Grant Denyer is either playing games or he's actually a contestant on The Masked Singer.
Speaking to Confidential this week, the popular Channel 10 presenter revealed he has been taking weekly singing lessons for the past few years.
"I have no idea why, I just wanted to learn a new skill or a new craft," the Celebrity Name Game host said.
"I like music. I play guitar and I play the drums.

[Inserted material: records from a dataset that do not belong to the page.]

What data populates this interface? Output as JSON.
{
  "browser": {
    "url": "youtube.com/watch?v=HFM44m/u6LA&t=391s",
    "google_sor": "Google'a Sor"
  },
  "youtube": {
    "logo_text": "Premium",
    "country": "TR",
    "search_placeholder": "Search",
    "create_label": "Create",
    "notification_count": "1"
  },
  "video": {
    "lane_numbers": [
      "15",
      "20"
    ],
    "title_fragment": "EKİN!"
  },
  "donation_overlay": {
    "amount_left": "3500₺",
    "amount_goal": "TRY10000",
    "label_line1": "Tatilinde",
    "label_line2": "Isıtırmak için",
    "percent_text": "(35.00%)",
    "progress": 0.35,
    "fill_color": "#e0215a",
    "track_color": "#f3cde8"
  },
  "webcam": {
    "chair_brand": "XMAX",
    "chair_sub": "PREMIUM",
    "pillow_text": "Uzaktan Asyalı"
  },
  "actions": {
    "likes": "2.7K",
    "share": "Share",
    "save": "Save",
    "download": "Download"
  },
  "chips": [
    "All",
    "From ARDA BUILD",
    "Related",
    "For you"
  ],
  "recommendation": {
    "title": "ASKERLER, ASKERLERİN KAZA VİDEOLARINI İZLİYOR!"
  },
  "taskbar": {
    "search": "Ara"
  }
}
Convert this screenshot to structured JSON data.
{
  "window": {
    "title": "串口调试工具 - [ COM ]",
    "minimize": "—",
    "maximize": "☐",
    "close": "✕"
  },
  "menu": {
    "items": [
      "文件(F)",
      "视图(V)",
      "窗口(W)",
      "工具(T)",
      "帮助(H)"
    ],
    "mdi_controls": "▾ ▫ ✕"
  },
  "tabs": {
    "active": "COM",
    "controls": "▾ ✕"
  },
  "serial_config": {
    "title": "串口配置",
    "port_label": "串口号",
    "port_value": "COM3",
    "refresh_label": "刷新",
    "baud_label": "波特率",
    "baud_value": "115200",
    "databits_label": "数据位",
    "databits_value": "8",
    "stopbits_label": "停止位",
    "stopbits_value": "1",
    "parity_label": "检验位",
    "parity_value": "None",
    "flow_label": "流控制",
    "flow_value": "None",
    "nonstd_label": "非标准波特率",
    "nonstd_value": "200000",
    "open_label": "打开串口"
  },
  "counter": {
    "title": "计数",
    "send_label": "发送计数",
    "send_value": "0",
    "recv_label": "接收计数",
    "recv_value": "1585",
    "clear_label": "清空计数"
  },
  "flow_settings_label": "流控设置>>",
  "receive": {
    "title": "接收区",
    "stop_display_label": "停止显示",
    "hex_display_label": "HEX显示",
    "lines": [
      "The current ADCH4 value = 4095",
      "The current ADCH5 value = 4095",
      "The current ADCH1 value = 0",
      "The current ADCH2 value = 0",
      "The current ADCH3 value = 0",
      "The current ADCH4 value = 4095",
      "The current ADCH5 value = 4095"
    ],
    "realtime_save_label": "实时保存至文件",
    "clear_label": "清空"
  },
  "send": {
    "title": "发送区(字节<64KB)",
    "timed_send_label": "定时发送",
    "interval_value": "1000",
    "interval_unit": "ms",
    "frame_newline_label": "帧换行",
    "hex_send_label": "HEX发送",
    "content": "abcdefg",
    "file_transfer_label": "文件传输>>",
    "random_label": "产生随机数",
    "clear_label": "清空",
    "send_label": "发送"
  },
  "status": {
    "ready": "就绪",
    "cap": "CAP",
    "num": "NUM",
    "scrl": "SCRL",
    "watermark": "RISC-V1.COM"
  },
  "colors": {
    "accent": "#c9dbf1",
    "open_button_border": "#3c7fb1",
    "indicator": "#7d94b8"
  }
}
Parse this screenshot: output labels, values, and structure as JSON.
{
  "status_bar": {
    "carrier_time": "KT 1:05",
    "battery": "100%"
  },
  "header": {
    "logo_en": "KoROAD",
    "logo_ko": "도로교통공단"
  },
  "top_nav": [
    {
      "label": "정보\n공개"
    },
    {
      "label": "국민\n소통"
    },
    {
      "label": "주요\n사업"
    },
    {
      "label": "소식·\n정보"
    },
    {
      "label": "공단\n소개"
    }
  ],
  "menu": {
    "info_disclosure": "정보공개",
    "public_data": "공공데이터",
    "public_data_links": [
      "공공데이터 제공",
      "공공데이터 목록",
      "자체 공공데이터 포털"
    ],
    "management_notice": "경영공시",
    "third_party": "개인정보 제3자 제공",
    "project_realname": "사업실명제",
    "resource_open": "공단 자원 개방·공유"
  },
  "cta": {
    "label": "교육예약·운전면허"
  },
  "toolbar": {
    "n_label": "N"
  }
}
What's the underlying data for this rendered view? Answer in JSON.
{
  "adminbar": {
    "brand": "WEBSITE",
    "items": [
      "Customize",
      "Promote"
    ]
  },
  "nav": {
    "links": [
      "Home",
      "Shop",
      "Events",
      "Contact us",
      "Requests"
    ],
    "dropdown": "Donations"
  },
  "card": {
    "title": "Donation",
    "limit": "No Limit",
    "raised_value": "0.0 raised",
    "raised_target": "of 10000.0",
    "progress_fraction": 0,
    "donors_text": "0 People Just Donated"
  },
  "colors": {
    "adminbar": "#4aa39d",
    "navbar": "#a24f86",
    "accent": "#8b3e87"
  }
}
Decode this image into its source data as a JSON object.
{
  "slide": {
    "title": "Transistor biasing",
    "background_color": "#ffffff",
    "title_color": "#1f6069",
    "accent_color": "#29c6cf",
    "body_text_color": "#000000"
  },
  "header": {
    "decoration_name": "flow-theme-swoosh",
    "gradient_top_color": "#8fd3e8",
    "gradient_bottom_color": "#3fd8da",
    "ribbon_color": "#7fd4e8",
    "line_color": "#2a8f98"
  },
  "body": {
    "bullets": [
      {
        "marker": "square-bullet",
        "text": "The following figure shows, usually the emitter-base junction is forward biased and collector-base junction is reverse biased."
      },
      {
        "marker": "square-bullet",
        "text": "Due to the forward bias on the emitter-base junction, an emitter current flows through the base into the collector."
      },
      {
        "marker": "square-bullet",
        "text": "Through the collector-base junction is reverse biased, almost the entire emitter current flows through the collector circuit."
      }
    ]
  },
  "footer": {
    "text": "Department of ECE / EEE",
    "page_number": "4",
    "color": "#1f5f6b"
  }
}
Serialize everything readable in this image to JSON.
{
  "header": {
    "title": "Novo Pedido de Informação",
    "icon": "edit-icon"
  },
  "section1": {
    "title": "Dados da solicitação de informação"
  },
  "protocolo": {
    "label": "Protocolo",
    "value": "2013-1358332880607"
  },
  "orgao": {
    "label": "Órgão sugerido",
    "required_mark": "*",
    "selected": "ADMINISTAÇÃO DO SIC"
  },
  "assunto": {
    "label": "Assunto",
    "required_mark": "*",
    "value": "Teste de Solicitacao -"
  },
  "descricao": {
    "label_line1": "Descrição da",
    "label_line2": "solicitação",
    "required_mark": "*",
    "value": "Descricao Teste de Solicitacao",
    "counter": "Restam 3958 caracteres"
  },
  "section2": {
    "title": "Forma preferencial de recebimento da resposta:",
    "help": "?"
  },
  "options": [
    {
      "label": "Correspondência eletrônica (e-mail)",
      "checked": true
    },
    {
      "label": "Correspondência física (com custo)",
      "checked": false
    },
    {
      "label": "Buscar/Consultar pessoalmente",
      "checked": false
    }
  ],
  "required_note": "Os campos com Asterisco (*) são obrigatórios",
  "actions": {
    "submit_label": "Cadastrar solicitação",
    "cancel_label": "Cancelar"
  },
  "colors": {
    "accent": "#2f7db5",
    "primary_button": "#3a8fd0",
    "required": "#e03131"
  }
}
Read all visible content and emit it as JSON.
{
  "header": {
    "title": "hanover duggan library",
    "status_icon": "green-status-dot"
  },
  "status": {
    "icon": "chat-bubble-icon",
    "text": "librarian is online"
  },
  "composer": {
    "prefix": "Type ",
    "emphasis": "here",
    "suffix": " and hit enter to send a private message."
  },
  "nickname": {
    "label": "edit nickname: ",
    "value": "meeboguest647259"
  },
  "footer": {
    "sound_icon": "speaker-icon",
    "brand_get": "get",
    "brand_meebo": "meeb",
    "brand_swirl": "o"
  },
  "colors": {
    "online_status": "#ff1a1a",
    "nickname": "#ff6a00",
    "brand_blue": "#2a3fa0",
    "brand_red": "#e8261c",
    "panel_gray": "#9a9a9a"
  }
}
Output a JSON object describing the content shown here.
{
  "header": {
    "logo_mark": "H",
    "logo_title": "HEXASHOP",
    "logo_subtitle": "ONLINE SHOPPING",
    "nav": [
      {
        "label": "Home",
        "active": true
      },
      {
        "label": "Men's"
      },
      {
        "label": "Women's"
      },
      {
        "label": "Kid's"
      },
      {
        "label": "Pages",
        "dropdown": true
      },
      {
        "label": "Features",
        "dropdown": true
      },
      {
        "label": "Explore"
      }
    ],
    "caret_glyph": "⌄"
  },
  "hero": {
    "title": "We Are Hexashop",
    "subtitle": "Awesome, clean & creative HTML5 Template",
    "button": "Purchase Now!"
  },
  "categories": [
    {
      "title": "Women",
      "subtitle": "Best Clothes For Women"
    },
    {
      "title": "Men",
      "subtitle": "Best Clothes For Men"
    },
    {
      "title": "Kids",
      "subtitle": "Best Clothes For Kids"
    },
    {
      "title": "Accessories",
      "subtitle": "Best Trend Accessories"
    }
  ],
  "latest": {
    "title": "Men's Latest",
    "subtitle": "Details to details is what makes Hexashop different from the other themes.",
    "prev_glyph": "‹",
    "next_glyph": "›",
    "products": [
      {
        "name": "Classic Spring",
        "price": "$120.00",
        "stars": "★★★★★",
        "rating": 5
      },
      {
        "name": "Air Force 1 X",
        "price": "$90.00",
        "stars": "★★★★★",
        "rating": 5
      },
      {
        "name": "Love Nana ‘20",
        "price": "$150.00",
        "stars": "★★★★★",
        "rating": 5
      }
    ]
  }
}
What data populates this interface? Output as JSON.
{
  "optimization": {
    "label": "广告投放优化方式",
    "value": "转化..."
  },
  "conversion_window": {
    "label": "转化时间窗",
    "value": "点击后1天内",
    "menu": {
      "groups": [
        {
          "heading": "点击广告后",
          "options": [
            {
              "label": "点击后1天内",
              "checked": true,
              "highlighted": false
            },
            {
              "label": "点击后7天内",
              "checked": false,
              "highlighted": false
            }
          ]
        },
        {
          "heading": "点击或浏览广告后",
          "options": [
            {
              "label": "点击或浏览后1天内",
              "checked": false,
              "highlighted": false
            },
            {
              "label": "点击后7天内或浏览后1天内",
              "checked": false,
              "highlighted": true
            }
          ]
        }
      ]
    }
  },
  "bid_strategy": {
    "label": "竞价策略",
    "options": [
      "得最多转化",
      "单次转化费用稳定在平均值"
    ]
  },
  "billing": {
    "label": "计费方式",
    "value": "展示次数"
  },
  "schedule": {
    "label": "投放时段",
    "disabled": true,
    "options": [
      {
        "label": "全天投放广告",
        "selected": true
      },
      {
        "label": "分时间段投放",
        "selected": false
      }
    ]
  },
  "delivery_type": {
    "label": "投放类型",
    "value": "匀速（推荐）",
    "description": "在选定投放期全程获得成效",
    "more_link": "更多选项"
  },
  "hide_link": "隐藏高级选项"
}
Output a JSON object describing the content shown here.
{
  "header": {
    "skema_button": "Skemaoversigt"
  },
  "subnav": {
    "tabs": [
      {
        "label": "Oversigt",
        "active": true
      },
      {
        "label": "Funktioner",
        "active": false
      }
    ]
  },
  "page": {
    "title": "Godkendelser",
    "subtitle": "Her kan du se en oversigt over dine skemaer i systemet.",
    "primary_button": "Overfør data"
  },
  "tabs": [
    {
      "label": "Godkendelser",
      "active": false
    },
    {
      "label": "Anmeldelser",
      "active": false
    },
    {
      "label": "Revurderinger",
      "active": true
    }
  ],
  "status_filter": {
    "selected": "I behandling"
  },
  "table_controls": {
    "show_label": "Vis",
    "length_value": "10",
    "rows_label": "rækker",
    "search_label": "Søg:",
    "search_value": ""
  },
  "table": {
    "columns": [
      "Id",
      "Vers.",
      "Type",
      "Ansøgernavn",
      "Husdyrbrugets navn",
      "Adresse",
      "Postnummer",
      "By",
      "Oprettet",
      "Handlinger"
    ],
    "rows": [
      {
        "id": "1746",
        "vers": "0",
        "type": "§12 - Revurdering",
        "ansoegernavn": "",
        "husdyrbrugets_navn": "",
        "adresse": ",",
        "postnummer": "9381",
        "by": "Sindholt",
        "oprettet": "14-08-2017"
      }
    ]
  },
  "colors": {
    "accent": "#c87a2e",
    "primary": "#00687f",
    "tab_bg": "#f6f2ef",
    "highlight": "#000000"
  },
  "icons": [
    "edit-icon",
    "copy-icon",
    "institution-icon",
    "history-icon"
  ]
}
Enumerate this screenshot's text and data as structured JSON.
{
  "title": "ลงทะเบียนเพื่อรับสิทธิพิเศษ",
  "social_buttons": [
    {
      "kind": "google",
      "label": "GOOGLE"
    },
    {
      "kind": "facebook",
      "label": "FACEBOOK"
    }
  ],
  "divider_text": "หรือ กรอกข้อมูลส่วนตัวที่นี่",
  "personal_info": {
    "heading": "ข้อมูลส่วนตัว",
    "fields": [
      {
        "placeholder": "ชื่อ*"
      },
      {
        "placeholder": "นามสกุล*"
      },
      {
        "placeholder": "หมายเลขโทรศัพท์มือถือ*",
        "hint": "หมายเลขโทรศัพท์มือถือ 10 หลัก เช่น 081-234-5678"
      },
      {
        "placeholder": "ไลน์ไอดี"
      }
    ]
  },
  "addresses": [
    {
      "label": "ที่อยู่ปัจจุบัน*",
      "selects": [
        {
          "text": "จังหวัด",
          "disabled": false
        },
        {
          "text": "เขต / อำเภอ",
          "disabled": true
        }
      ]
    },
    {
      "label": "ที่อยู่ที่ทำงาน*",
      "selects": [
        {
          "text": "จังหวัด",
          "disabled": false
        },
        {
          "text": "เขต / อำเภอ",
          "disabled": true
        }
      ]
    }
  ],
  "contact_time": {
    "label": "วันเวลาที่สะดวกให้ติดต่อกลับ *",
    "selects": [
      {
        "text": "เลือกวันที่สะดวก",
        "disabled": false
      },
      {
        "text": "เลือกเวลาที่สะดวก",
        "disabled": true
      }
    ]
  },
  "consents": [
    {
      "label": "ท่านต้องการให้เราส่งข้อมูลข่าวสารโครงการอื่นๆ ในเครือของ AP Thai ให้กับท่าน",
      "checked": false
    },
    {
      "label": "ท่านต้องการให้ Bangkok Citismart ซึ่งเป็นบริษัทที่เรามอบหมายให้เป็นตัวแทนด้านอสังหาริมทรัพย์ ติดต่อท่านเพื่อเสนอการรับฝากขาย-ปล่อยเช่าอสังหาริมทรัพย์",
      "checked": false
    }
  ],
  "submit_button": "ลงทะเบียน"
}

I love the art of singing, it is the most incredible craft and it is so impressive when you watch someone that can do it well.
"I just wanted to have a go and see where it took me. I have no idea what I am doing."
Denyer's singing teacher is John Farnham's back-up singer Lindsay Field.
He released a track, Driving Home For Christmas, last year for Rural Aid that went to number five on the charts.
With The Masked Singer a smash hit for Ten, social media has been busy with punters trying to guess who is behind the celebrity voice masked by crazy costumes and many are suggesting Denyer could be the Dragon.
"I probably wouldn't have told you I'm doing singing lessons if I was on The Masked Singer," he said.
"I have been getting text messages from family and friends like crazy asking if it is me and these are the closest people to me so clearly everyone is swept up in the hysteria.
"There's a few clues kicking around that point in my direction so make of it what you will.
"I like television that is a bit mad and this is a lot mad."
Confidential caught up with Denyer at Circular Quay this week as he unveiled the world's Biggest Cadbury Favourites box with an activation to be held tomorrow.
"I like big things, I've travelled this country a lot and I like the Big Banana and the Big Pineapple, this could be the permanent fixture that Circular Quay didn't know it needed," he joked.
He was all smiles and full of energy after earlier this year suffering a few health blows that included being bed ridden with a back injury during shooting of Dancing With The Stars.
He was also struck by a bad bout of Bali belly.
"I am 100 per cent now," the father of two, who celebrated his 42nd birthday last month, said. "I was not one who was very good listening to his body, particularly growing up and now I am a lot more aware of its signals and I am open to them more. When you are pushing the envelope and you are working hard, you have to read the signs before it is too late."